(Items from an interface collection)
= = = = =
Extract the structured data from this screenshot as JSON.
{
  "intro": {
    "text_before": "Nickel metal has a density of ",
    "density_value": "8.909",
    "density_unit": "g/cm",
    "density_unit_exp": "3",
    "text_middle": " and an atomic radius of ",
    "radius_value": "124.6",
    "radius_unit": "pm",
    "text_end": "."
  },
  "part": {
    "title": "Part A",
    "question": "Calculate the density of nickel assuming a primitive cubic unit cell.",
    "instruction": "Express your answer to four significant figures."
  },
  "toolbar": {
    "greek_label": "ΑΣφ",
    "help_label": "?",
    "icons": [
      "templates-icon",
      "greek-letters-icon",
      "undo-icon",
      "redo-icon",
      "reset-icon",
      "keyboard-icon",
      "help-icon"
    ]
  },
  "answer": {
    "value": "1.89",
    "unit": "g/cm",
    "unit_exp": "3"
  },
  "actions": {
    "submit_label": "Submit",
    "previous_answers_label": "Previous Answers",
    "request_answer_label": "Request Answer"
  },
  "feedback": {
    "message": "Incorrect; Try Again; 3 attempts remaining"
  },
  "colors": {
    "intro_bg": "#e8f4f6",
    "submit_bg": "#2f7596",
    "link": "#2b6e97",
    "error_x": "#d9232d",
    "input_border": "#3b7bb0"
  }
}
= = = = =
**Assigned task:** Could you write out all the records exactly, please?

**Solution for this exercise:**
Extract the structured data from this screenshot as JSON.
{
  "intro": {
    "text_before": "Nickel metal has a density of ",
    "density_value": "8.909",
    "density_unit": "g/cm",
    "density_unit_exp": "3",
    "text_middle": " and an atomic radius of ",
    "radius_value": "124.6",
    "radius_unit": "pm",
    "text_end": "."
  },
  "part": {
    "title": "Part A",
    "question": "Calculate the density of nickel assuming a primitive cubic unit cell.",
    "instruction": "Express your answer to four significant figures."
  },
  "toolbar": {
    "greek_label": "ΑΣφ",
    "help_label": "?",
    "icons": [
      "templates-icon",
      "greek-letters-icon",
      "undo-icon",
      "redo-icon",
      "reset-icon",
      "keyboard-icon",
      "help-icon"
    ]
  },
  "answer": {
    "value": "1.89",
    "unit": "g/cm",
    "unit_exp": "3"
  },
  "actions": {
    "submit_label": "Submit",
    "previous_answers_label": "Previous Answers",
    "request_answer_label": "Request Answer"
  },
  "feedback": {
    "message": "Incorrect; Try Again; 3 attempts remaining"
  },
  "colors": {
    "intro_bg": "#e8f4f6",
    "submit_bg": "#2f7596",
    "link": "#2b6e97",
    "error_x": "#d9232d",
    "input_border": "#3b7bb0"
  }
}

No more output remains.